Kaya, the skin solutions arm of Mumbai-headquartered Marico Ltd, is to launch smaller outlets in the fourth quarter of the financial year, in a bid to drive penetration and cut costs.
The move comes at a time when Kaya has been looking to break even, 10 years after it was launched.
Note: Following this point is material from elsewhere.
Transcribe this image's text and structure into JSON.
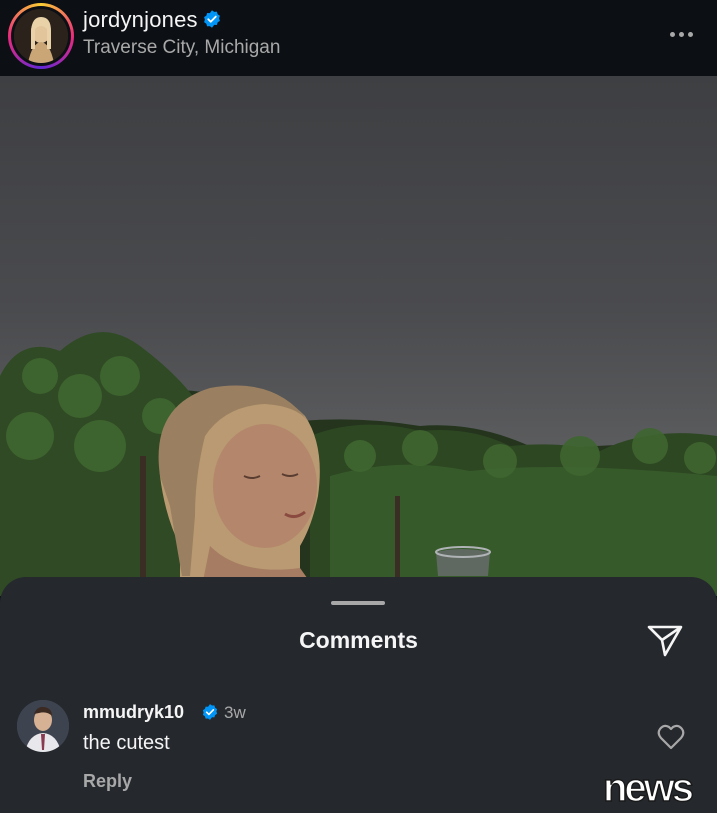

While the business contributes about seven per cent to Marico's top line, it continues to be a drain on the company's bottom line, incurring a loss of Rs 29.1 crore at the PBIT (profit before interest and tax) level in the last financial year.
The plan, according to Kaya’s Chief Executive Officer Ajay Pahwa, is to have a scalable model at half the cost incurred to set-up the regular outlets, which are called Kaya Skin Clinics.
The latter, according to company executives, requires an investment of approximately Rs 80 lakh an outlet.
The area of these outlets typically starts from 1,000 square feet onwards.
|SHRINKING TO EXPAND|
The new, smaller-format stores, Kaya Skin Bars, would cost Rs 35-40 lakh each to set up, with the focus on offering more products than services, and the head-count capped at three per outlet as against eight to 10 people that man the regular clinics.
The area of these new stores would be under 500 square feet, Pahwa says, and would kick off in cities such as Bangalore and Delhi, before moving to places such as Mumbai, Pune and Kolkata.
In five years, says Pahwa, the endeavour is to have 150-200 of these smaller-format stores — more than double the number that Kaya has seen in the last 10 years.
Currently, Kaya has a total of 107 clinics in India, West Asia and the Far East, including countries such as Singapore and Malaysia. Besides cutting losses, the newer smaller-format stores are expected to give a further boost to Kaya's topline, growing at over 30 per cent per annum.
The division closed the 2011-12 financial year with revenues of around Rs 300 crore.
The market for premium skin care is pegged at Rs 600-700 crore in India, growing at 20-25 per cent per annum. LÓreal, which promotes brands such as Kiehl's, Vichy and Body Shop; Clinique, owned by Estee Lauder; and Dermalogica, promoted by the International Dermal Institute, are some of the operators in the space.
One of the home-grown players, besides Kaya, is VLCC, which in the last few years has stepped into premium skin care largely by offering its own range of products.
Pahwa says that a combination of offering products as well as services sets Kaya apart from the other players, which are exclusively focused on offering products.
"While the doctor-led services will not be available at the smaller outlets, a few key services will be there besides a wider range of products starting from Rs 300 going up to Rs 3,000," Pahwa said.
Approximately 54 different products addressing skin-related issues will be available at the smaller outlets.
This is an addition of 18 products to Kaya's existing range available at its regular skin clinics.